**Work item**
Which of the lines in the data mention the string "likes"? List them all.

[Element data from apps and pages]
▼
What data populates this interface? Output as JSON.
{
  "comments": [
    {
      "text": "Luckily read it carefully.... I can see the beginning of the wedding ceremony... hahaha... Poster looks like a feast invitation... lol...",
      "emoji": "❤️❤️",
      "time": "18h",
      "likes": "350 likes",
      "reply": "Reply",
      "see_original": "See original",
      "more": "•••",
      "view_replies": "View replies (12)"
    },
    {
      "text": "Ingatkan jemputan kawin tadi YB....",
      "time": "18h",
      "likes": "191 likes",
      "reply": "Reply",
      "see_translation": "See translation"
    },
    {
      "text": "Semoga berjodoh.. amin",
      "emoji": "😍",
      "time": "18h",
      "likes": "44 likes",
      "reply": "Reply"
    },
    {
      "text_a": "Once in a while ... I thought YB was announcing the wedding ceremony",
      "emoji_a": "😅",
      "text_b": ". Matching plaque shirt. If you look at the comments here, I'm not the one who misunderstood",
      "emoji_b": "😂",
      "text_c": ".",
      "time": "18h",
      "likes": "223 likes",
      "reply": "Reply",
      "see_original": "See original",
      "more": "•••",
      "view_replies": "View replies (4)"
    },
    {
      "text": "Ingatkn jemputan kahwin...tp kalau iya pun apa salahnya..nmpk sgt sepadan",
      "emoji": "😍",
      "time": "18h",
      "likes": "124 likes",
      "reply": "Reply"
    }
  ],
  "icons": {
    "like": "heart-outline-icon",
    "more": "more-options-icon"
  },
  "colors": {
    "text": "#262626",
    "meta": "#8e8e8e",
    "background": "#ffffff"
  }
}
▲
**Answer for the task**
      "likes": "350 likes",
      "likes": "191 likes",
      "likes": "44 likes",
      "likes": "223 likes",
      "likes": "124 likes",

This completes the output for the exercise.